In the text “Contemporary Ethnic Geographies in America” informs us about ethnic enclaves in the United States in an article by Brian J. Godfrey. Chapter 3: New Ethnic Landscapes informs us about how a town can become an establishment such as a monument to one city. Ethnic Enclaves: Consolidation of Place-based Identities on page 67 explains the identities found within cultural landscaping and how its shape and effects reflect on the demographics of the city. Historical monuments and services also shape the ethnic enclaves of ones city. I will be analyzing San Francisco’s Chinatown ethnic enclaves
The culture is in trouble and unless we do something quick, we will lose those few things that make us as a culture distinct and recognizable. I’m truly a person under the belief that quicker than we all can even fathom what once belonged to us, through our speech, our neighborhoods, our culture as a whole is being snatched from us while our backs are turned, or laying on pavement in cold blood, whichever way you chose to label it. Gentrification is, in simple terms, the raising of housing and store prices in order to force lower income persons out of an urban city. As shown in a 2000 Census more than 20 percent of cities experienced gentrification up until now, whereas only 8.6 percent had experienced gentrification between 1990 and 2000.
Gentrification is a problem that has taken place in many major cities across the country, and is an even bigger problem today. As gentrification becomes more common, it has become more controversial, too. Gentrification is the process in which urban neighborhoods or cities get rebuilt or renovated, resulting in increased property values and eviction of lower-income families and small businesses. Gentrification normally takes place in bigger cities like D.C, Boston, Los Angeles, Atlanta, Nashville, and Baltimore. The purpose of the process is to improve and upgrade cities to make them more presentable and efficient.

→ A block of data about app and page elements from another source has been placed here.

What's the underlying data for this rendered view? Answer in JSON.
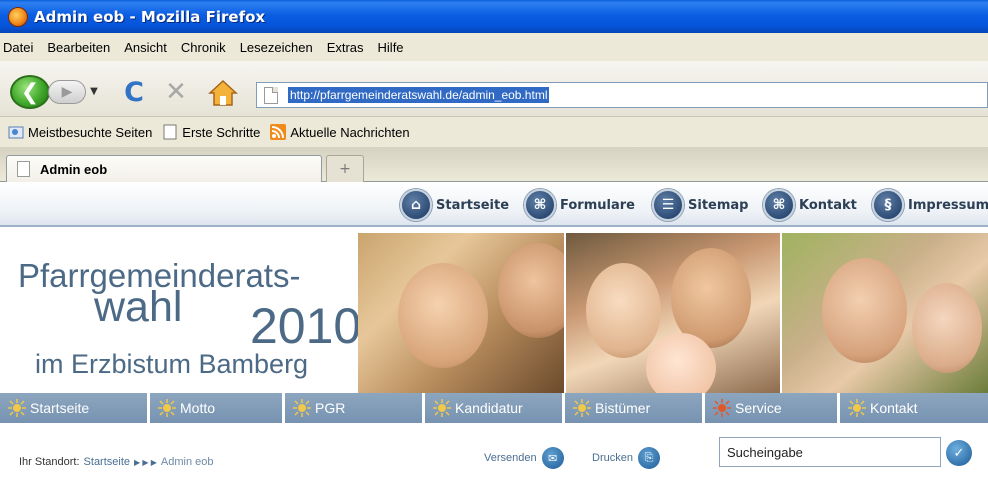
{
  "window": {
    "title": "Admin eob - Mozilla Firefox"
  },
  "menu": [
    "Datei",
    "Bearbeiten",
    "Ansicht",
    "Chronik",
    "Lesezeichen",
    "Extras",
    "Hilfe"
  ],
  "url": "http://pfarrgemeinderatswahl.de/admin_eob.html",
  "bookmarks": [
    "Meistbesuchte Seiten",
    "Erste Schritte",
    "Aktuelle Nachrichten"
  ],
  "tab": {
    "title": "Admin eob",
    "new_tab_label": "+"
  },
  "topnav": [
    "Startseite",
    "Formulare",
    "Sitemap",
    "Kontakt",
    "Impressum"
  ],
  "hero": {
    "line1": "Pfarrgemeinderats-",
    "line2": "wahl",
    "line3": "2010",
    "line4": "im Erzbistum Bamberg"
  },
  "categories": [
    "Startseite",
    "Motto",
    "PGR",
    "Kandidatur",
    "Bistümer",
    "Service",
    "Kontakt"
  ],
  "breadcrumb": {
    "label": "Ihr Standort:",
    "home": "Startseite",
    "current": "Admin eob"
  },
  "actions": {
    "send": "Versenden",
    "print": "Drucken"
  },
  "search": {
    "value": "Sucheingabe"
  },
  "colors": {
    "accent": "#2d4d77",
    "nav": "#8da6bf",
    "service": "#c9502a"
  }
}
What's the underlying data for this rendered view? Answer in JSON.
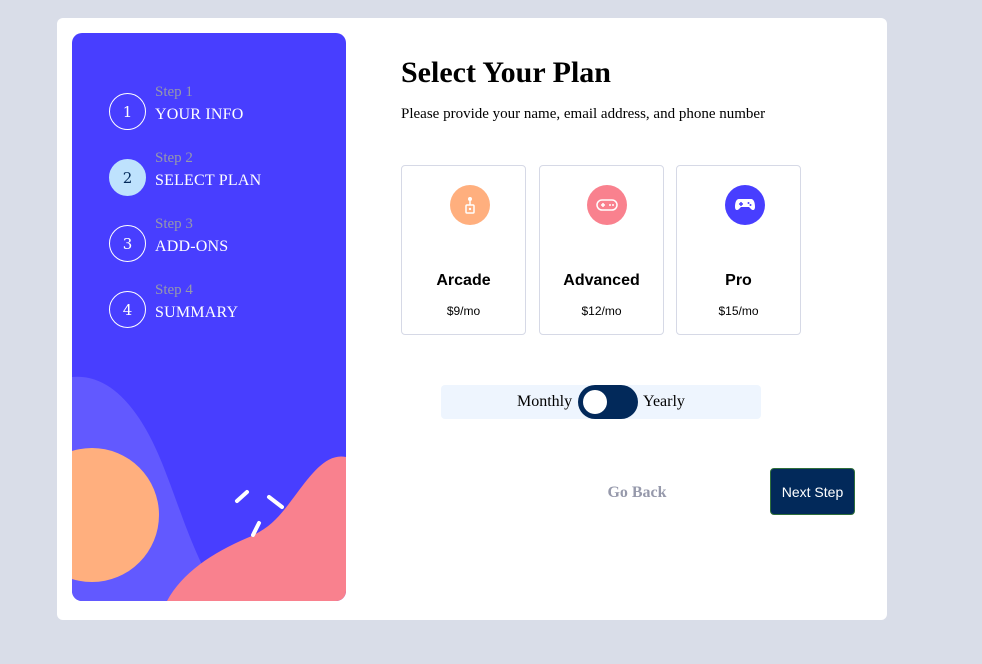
{
  "sidebar": {
    "steps": [
      {
        "number": "1",
        "label": "Step 1",
        "title": "YOUR INFO"
      },
      {
        "number": "2",
        "label": "Step 2",
        "title": "SELECT PLAN"
      },
      {
        "number": "3",
        "label": "Step 3",
        "title": "ADD-ONS"
      },
      {
        "number": "4",
        "label": "Step 4",
        "title": "SUMMARY"
      }
    ],
    "active_step": 2
  },
  "main": {
    "title": "Select Your Plan",
    "subtitle": "Please provide your name, email address, and phone number",
    "plans": [
      {
        "name": "Arcade",
        "price": "$9/mo",
        "icon": "arcade-icon",
        "color": "#ffaf7e"
      },
      {
        "name": "Advanced",
        "price": "$12/mo",
        "icon": "gamepad-icon",
        "color": "#f9818e"
      },
      {
        "name": "Pro",
        "price": "$15/mo",
        "icon": "controller-icon",
        "color": "#483eff"
      }
    ],
    "billing": {
      "monthly_label": "Monthly",
      "yearly_label": "Yearly",
      "selected": "Monthly"
    }
  },
  "footer": {
    "back_label": "Go Back",
    "next_label": "Next Step"
  },
  "colors": {
    "sidebar_bg": "#483eff",
    "primary": "#02295a",
    "active_step": "#bee2fd",
    "muted": "#9699ab",
    "page_bg": "#d9dde8"
  }
}
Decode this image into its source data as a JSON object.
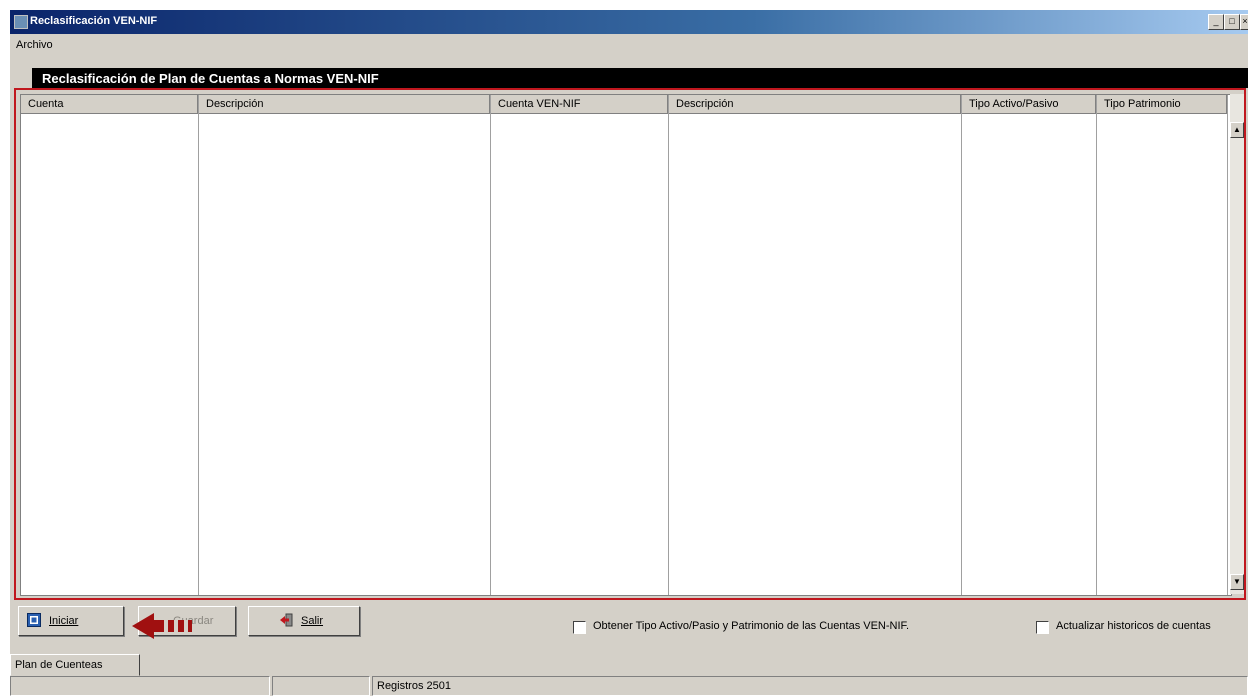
{
  "window": {
    "title": "Reclasificación VEN-NIF",
    "minimize": "_",
    "maximize": "□",
    "close": "×"
  },
  "menu": {
    "items": [
      {
        "label": "Archivo"
      }
    ]
  },
  "grid": {
    "title": "Reclasificación de Plan de Cuentas a  Normas VEN-NIF",
    "columns": [
      "Cuenta",
      "Descripción",
      "Cuenta VEN-NIF",
      "Descripción",
      "Tipo Activo/Pasivo",
      "Tipo Patrimonio"
    ],
    "rows": []
  },
  "buttons": {
    "iniciar": "Iniciar",
    "guardar": "Guardar",
    "salir": "Salir"
  },
  "checkboxes": {
    "obtener": {
      "label": "Obtener Tipo Activo/Pasio y Patrimonio de las Cuentas VEN-NIF.",
      "checked": false
    },
    "actualizar": {
      "label": "Actualizar historicos de cuentas",
      "checked": false
    }
  },
  "tabs": [
    {
      "label": "Plan de Cuenteas"
    }
  ],
  "status": {
    "registros": "Registros 2501"
  },
  "colors": {
    "highlight_border": "#c0171e",
    "arrow": "#a01010",
    "title_bar": "#0a246a"
  }
}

In the informative book “They Say/I Say,” authors, Gerald Graff and Cathy Birkenstein, encourage novice writers to put their writing into a larger conversation, using the claims of other writers on a topic to help their own claims. Graff and Birkenstein share that by starting with what others are saying about your topic, and continuing to return to it, you help your readers follow your writing. Return sentences will remind readers what claim you are responding to, making it easier for them to breeze through your paper without questioning your reason for bringing something up. Because you are responding to claims of other writers, ensuring that you restate a claim before you respond to it keeps readers well on track. When summarizing, it is

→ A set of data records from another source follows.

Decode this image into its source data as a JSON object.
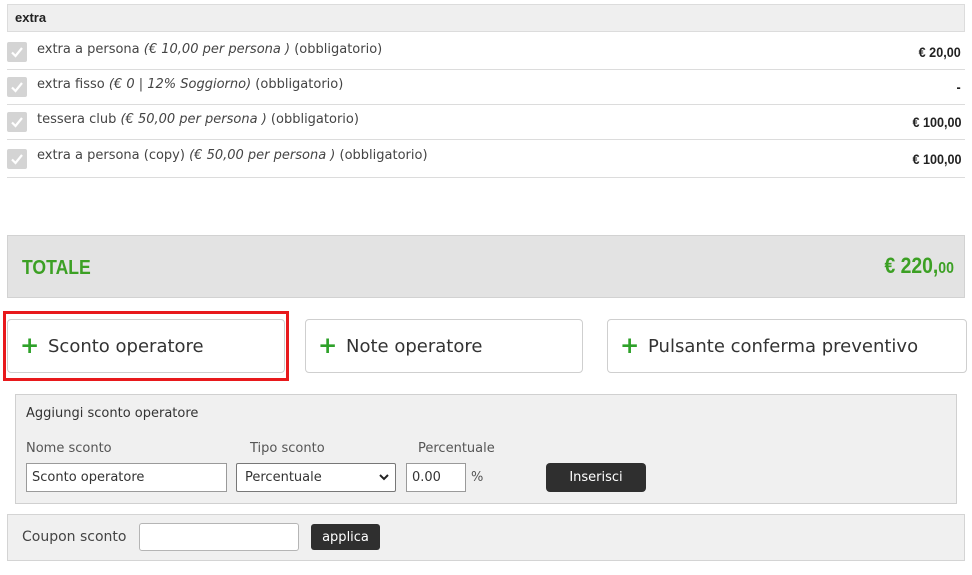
{
  "extra": {
    "header": "extra",
    "items": [
      {
        "name": "extra a persona",
        "detail": "(€ 10,00 per persona )",
        "required": "(obbligatorio)",
        "price": "€ 20,00"
      },
      {
        "name": "extra fisso",
        "detail": "(€ 0 | 12% Soggiorno)",
        "required": "(obbligatorio)",
        "price": "-"
      },
      {
        "name": "tessera club",
        "detail": "(€ 50,00 per persona )",
        "required": "(obbligatorio)",
        "price": "€ 100,00"
      },
      {
        "name": "extra a persona (copy)",
        "detail": "(€ 50,00 per persona )",
        "required": "(obbligatorio)",
        "price": "€ 100,00"
      }
    ]
  },
  "totale": {
    "label": "TOTALE",
    "value_int": "€ 220,",
    "value_dec": "00"
  },
  "operator_buttons": {
    "plus": "+",
    "sconto": "Sconto operatore",
    "note": "Note operatore",
    "conferma": "Pulsante conferma preventivo"
  },
  "discount_panel": {
    "title": "Aggiungi sconto operatore",
    "name_label": "Nome sconto",
    "name_value": "Sconto operatore",
    "type_label": "Tipo sconto",
    "type_value": "Percentuale",
    "pct_label": "Percentuale",
    "pct_value": "0.00",
    "pct_symbol": "%",
    "insert_button": "Inserisci"
  },
  "coupon": {
    "label": "Coupon sconto",
    "value": "",
    "apply_button": "applica"
  },
  "colors": {
    "accent_green": "#3ca024",
    "highlight_red": "#e8191c",
    "dark_button": "#2f2f2f"
  }
}
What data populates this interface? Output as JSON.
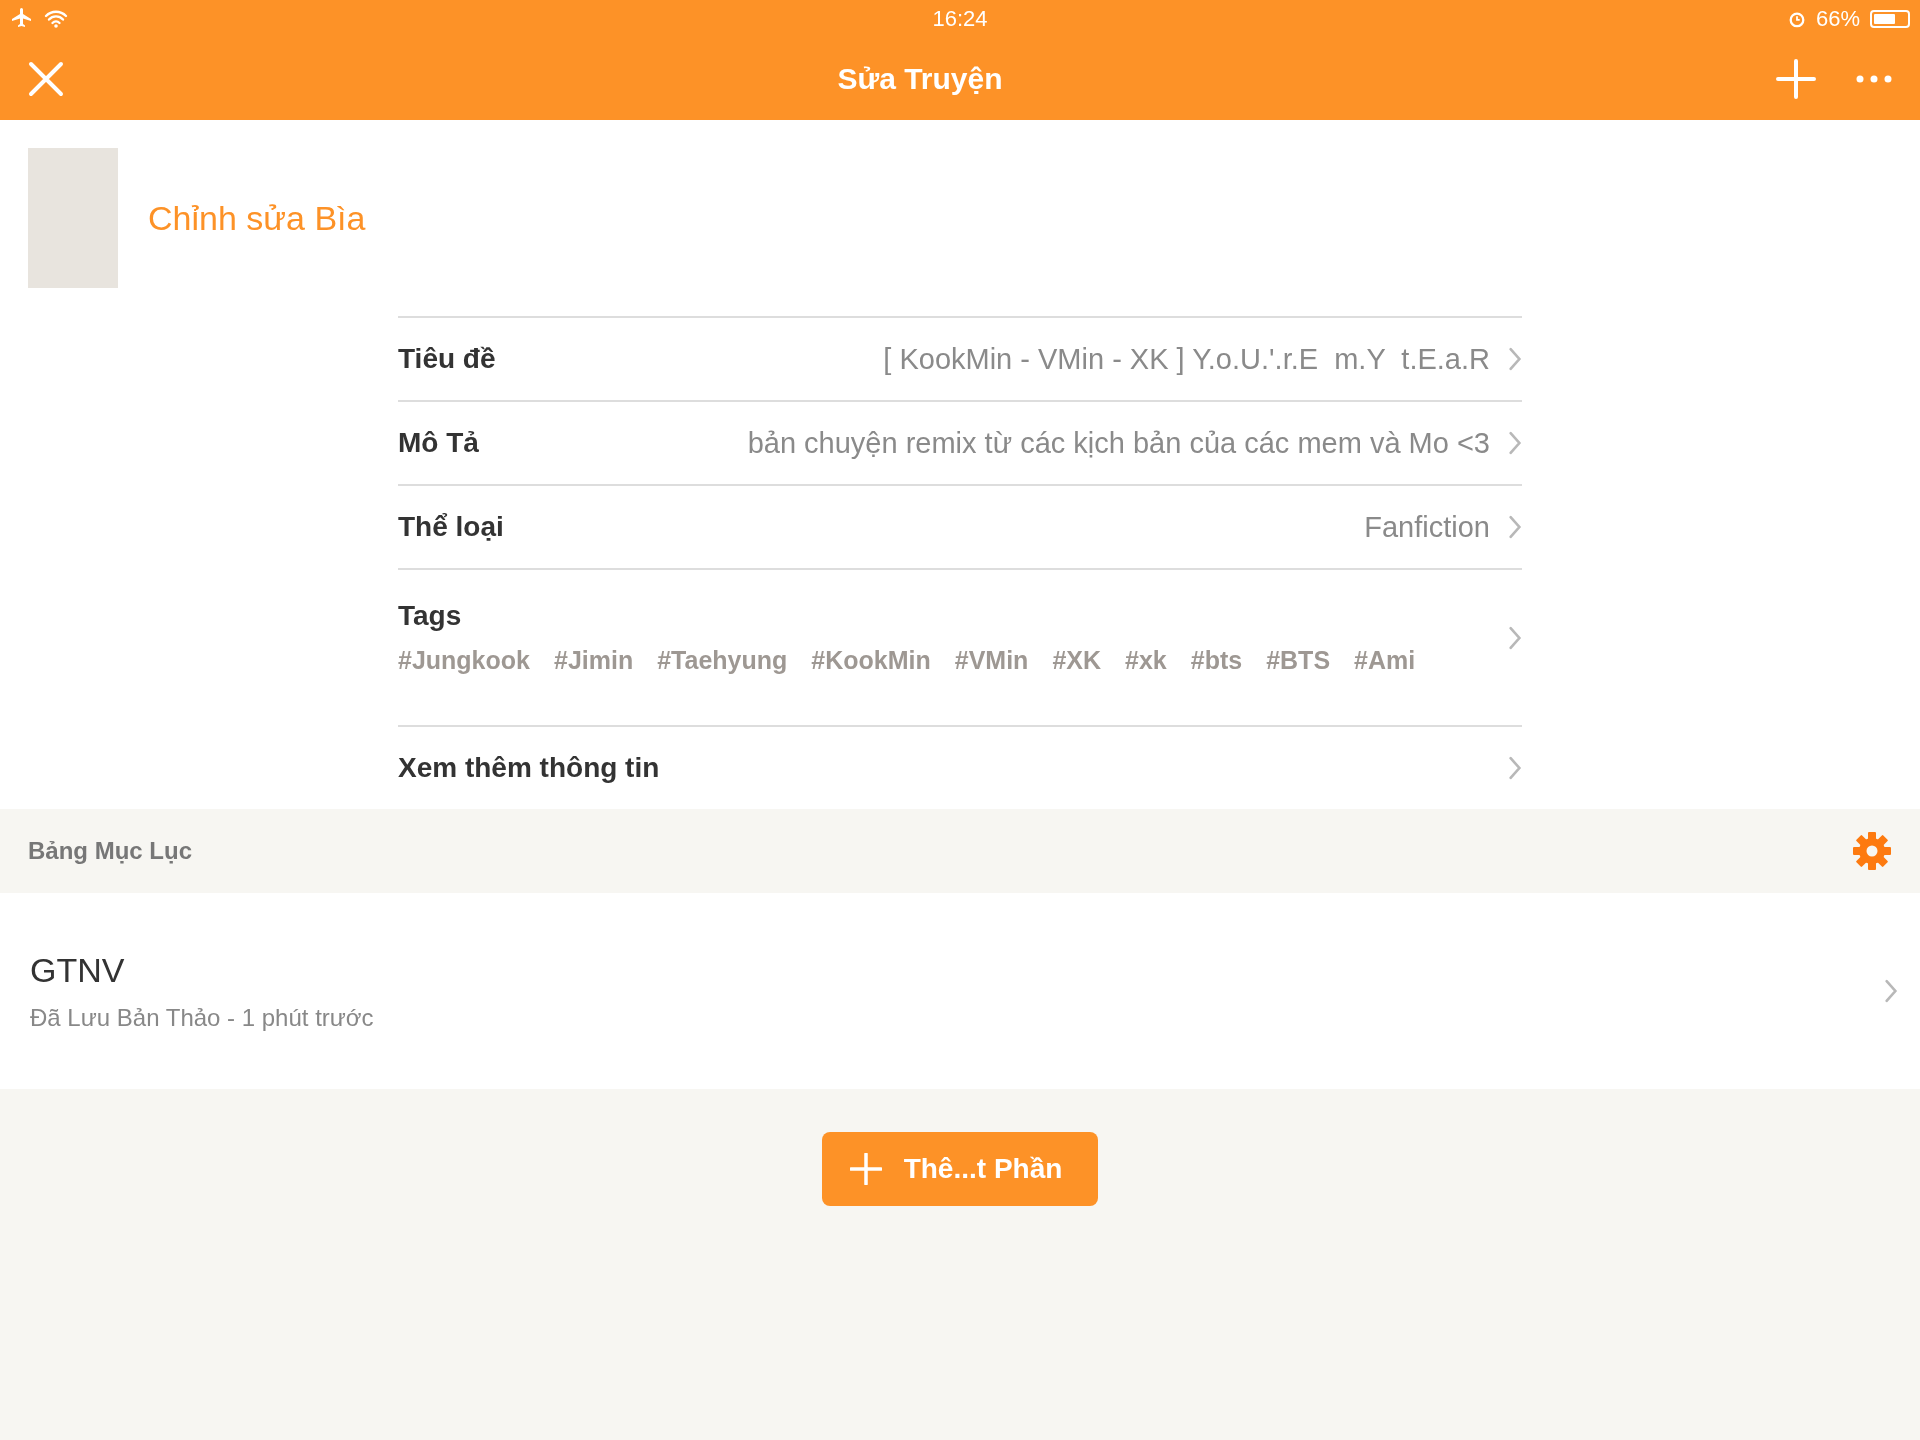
{
  "status_bar": {
    "time": "16:24",
    "battery_percent": "66%",
    "battery": {
      "level": 0.66
    }
  },
  "nav_bar": {
    "title": "Sửa Truyện"
  },
  "cover": {
    "edit_label": "Chỉnh sửa Bìa"
  },
  "fields": [
    {
      "kind": "value",
      "label": "Tiêu đề",
      "value": "[ KookMin - VMin - XK ] Y.o.U.'.r.E  m.Y  t.E.a.R"
    },
    {
      "kind": "value",
      "label": "Mô Tả",
      "value": "bản chuyện remix từ các kịch bản của các mem và Mo <3"
    },
    {
      "kind": "value",
      "label": "Thể loại",
      "value": "Fanfiction"
    },
    {
      "kind": "tags",
      "label": "Tags",
      "tags": [
        "#Jungkook",
        "#Jimin",
        "#Taehyung",
        "#KookMin",
        "#VMin",
        "#XK",
        "#xk",
        "#bts",
        "#BTS",
        "#Ami"
      ]
    },
    {
      "kind": "link",
      "label": "Xem thêm thông tin"
    }
  ],
  "toc": {
    "title": "Bảng Mục Lục",
    "parts": [
      {
        "title": "GTNV",
        "status": "Đã Lưu Bản Thảo - 1 phút trước"
      }
    ]
  },
  "add_button": {
    "label": "Thê...t Phần"
  }
}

In passage #1, Peace Like a River, Leif Enger uses a first person point-of-view in order to tell the story of Davy’s encounter with Basca and Finch and to clarify details of a scene. In a first person point-of-view, the narrator of this book has a subjective narration because the narrator seems unreliable and tries to get the reader on their side. There are several advantages to this type of point of view such as learning the feeling of the speaker/narrator and first hand account for the scene occurring at that time; for example, in passage one Rueben explains his viewing of the shooting of Finch and Basca, however, this type of narration can in fact weaken the piece of literature because the none of the other characters have a feeling being